            I don't know, I am waiting from a more precise description, but the OP really makes it sounds like he was eating directly from the communal terrine when the waiter took it away.

            1. re: Ptipois

              I wasn't in fact eating directly from the bowl. Like Ptipois discribes it was a very large bowl from which I helped myself. I did thought that it was too much food. But personally, I found quite bizarre to pass around a bowl of food, so that never crossed my mind.

              I think the problem is to assume that the patron knows the situation. When I was leaving, I saw another patron with the same puzzled look while they took away the bowl. The other patron was cleary french, so I'm guessing is not standard practice.

              It was in fact at "le Languedoc".

              Thanks for clearing that up!

              1. re: Rafaz25

                "I found quite bizarre to pass around a bowl of food" not that uncommon in France although becoming less so. Often it will be a big terrine sometimes a big bowl of dessert. I find it interesting some people don't realise these are shared dishes as they are so large - maybe it is the "supersize" generation used to large portions?

                1. re: Rafaz25

                  Thanks to you for clarifying.

                  The other patron looked just as puzzled as you were for one specific reason.
                  The waiter should have asked him, and you, whether you were done with the herrings before taking the bowl away from the table.

                  A bowl (more frequently a terrine) of herrings marinated in oil is a collective dish and thus is passed from table to table. But the minimal service etiquette requires that the waiter asks politely if he can remove it before he does.

                  The service at Le Languedoc was always a little bit rough, but it seems to be getting more so.
                  Next time that happens, clutch to the terrine if you're not done with it.

                  1. re: Ptipois

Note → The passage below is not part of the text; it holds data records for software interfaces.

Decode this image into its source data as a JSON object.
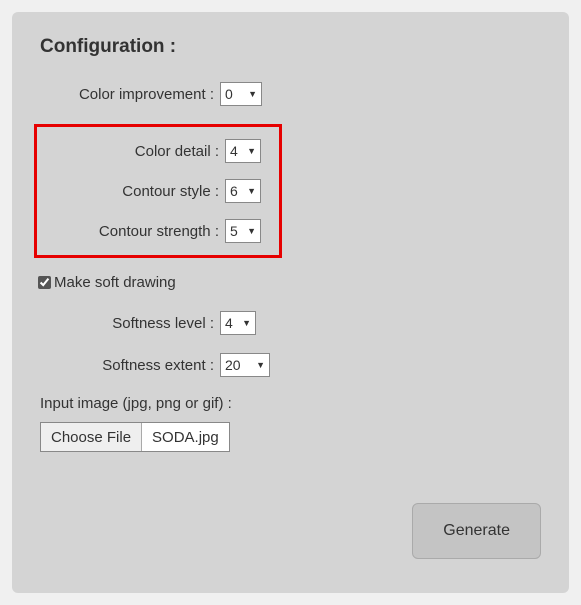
{
  "title": "Configuration :",
  "fields": {
    "color_improvement": {
      "label": "Color improvement :",
      "value": "0"
    },
    "color_detail": {
      "label": "Color detail :",
      "value": "4"
    },
    "contour_style": {
      "label": "Contour style :",
      "value": "6"
    },
    "contour_strength": {
      "label": "Contour strength :",
      "value": "5"
    },
    "softness_level": {
      "label": "Softness level :",
      "value": "4"
    },
    "softness_extent": {
      "label": "Softness extent :",
      "value": "20"
    }
  },
  "soft_drawing": {
    "label": "Make soft drawing",
    "checked": true
  },
  "input_image": {
    "label": "Input image (jpg, png or gif) :",
    "button": "Choose File",
    "filename": "SODA.jpg"
  },
  "generate_label": "Generate"
}
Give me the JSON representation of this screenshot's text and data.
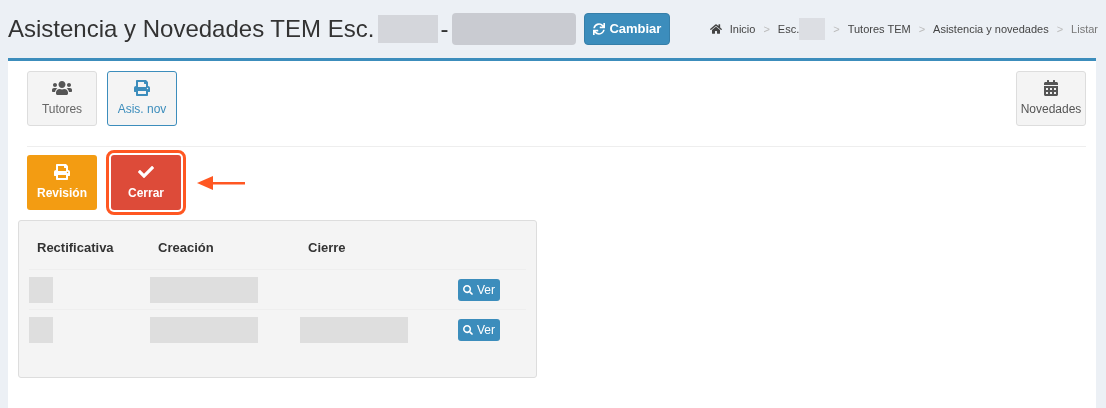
{
  "header": {
    "title": "Asistencia y Novedades TEM Esc.",
    "separator": "-",
    "change_button": "Cambiar"
  },
  "breadcrumb": {
    "separator": ">",
    "items": [
      {
        "label": "Inicio",
        "kind": "home"
      },
      {
        "label": "Esc.",
        "kind": "redacted"
      },
      {
        "label": "Tutores TEM",
        "kind": "plain"
      },
      {
        "label": "Asistencia y novedades",
        "kind": "plain"
      },
      {
        "label": "Listar",
        "kind": "current"
      }
    ]
  },
  "tabs": [
    {
      "label": "Tutores",
      "selected": false
    },
    {
      "label": "Asis. nov",
      "selected": true
    }
  ],
  "right_tab": {
    "label": "Novedades"
  },
  "actions": [
    {
      "label": "Revisión",
      "color": "#f39c12",
      "highlighted": false
    },
    {
      "label": "Cerrar",
      "color": "#dd4b39",
      "highlighted": true
    }
  ],
  "table": {
    "columns": [
      "Rectificativa",
      "Creación",
      "Cierre"
    ],
    "rows": [
      {
        "redacted": [
          true,
          true,
          false
        ],
        "button": "Ver"
      },
      {
        "redacted": [
          true,
          true,
          true
        ],
        "button": "Ver"
      }
    ]
  }
}
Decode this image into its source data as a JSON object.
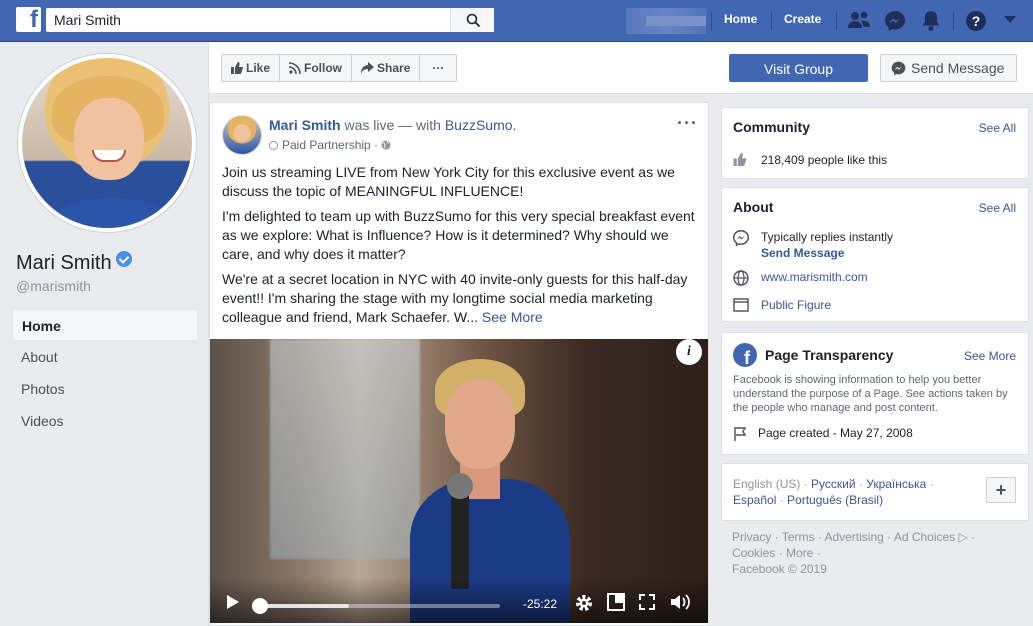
{
  "topbar": {
    "search_value": "Mari Smith",
    "nav": [
      "Home",
      "Create"
    ]
  },
  "profile": {
    "name": "Mari Smith",
    "handle": "@marismith",
    "left_nav": [
      "Home",
      "About",
      "Photos",
      "Videos"
    ],
    "active_nav": "Home"
  },
  "actions": {
    "like": "Like",
    "follow": "Follow",
    "share": "Share",
    "more": "···",
    "visit": "Visit Group",
    "send": "Send Message"
  },
  "post": {
    "author": "Mari Smith",
    "verb": " was live — with ",
    "with": "BuzzSumo.",
    "sub": "Paid Partnership",
    "p1": "Join us streaming LIVE from New York City for this exclusive event as we discuss the topic of MEANINGFUL INFLUENCE!",
    "p2": "I'm delighted to team up with BuzzSumo for this very special breakfast event as we explore: What is Influence? How is it determined? Why should we care, and why does it matter?",
    "p3": "We're at a secret location in NYC with 40 invite-only guests for this half-day event!! I'm sharing the stage with my longtime social media marketing colleague and friend, Mark Schaefer. W...",
    "see_more": "See More",
    "video_time": "-25:22",
    "video_progress": 0.37
  },
  "community": {
    "title": "Community",
    "see_all": "See All",
    "likes": "218,409 people like this"
  },
  "about": {
    "title": "About",
    "see_all": "See All",
    "replies": "Typically replies instantly",
    "send_message": "Send Message",
    "website": "www.marismith.com",
    "category": "Public Figure"
  },
  "transparency": {
    "title": "Page Transparency",
    "see_more": "See More",
    "desc": "Facebook is showing information to help you better understand the purpose of a Page. See actions taken by the people who manage and post content.",
    "created": "Page created - May 27, 2008"
  },
  "languages": {
    "current": "English (US)",
    "l1": "Русский",
    "l2": "Українська",
    "l3": "Español",
    "l4": "Português (Brasil)"
  },
  "footer": {
    "line1": "Privacy · Terms · Advertising · Ad Choices ▷ ·",
    "line2": "Cookies · More ·",
    "line3": "Facebook © 2019"
  }
}
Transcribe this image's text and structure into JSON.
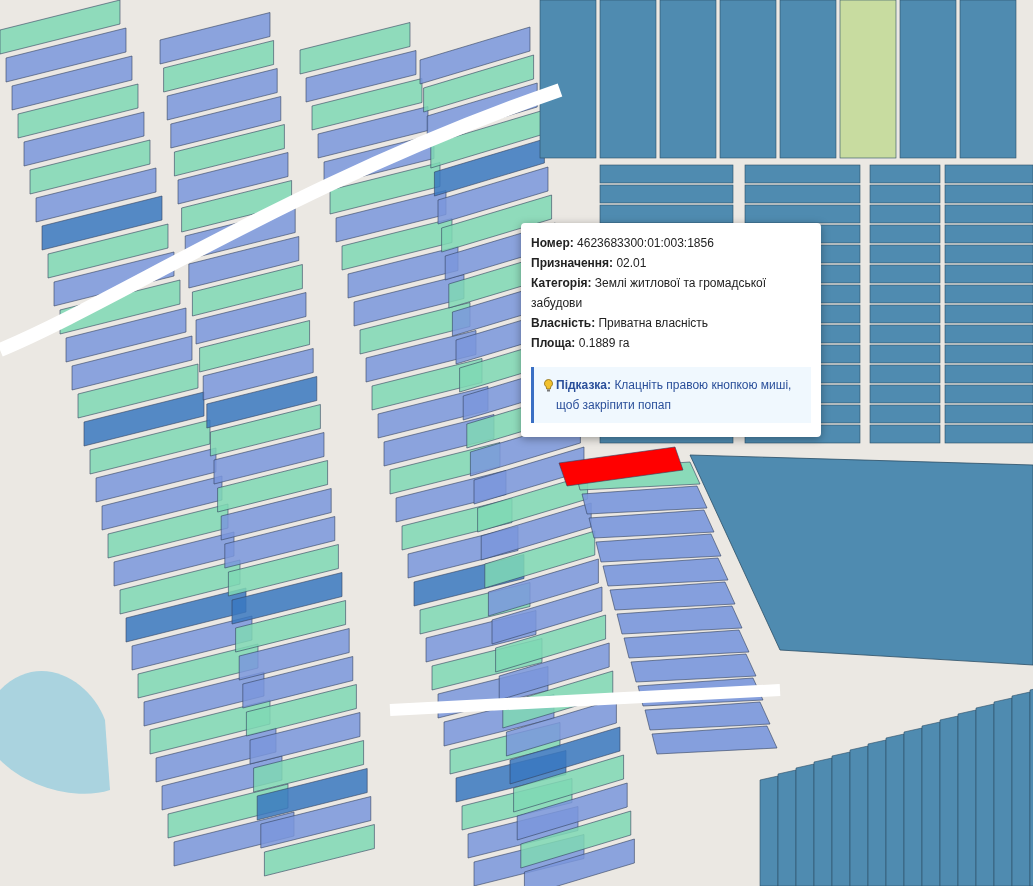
{
  "popup": {
    "fields": [
      {
        "text": "**Номер:** 4623683300:01:003:1856"
      },
      {
        "text": "**Призначення:** 02.01"
      },
      {
        "text": "**Категорія:** Землі житлової та громадської забудови"
      },
      {
        "text": "**Власність:** Приватна власність"
      },
      {
        "text": "**Площа:** 0.1889 га"
      }
    ],
    "hint": {
      "text": "**Підказка:** Клацніть правою кнопкою миші, щоб закріпити попап"
    }
  }
}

                    A couple of times, with waiters who started clearing the table without asking first, I did have to tell the waitstaff: "je n'ai pas fini !" Once I grabbed the chorizo plate back from the waitstaff at chez L'Ami Jean. The waitress was very apologetic and we laughed about it together.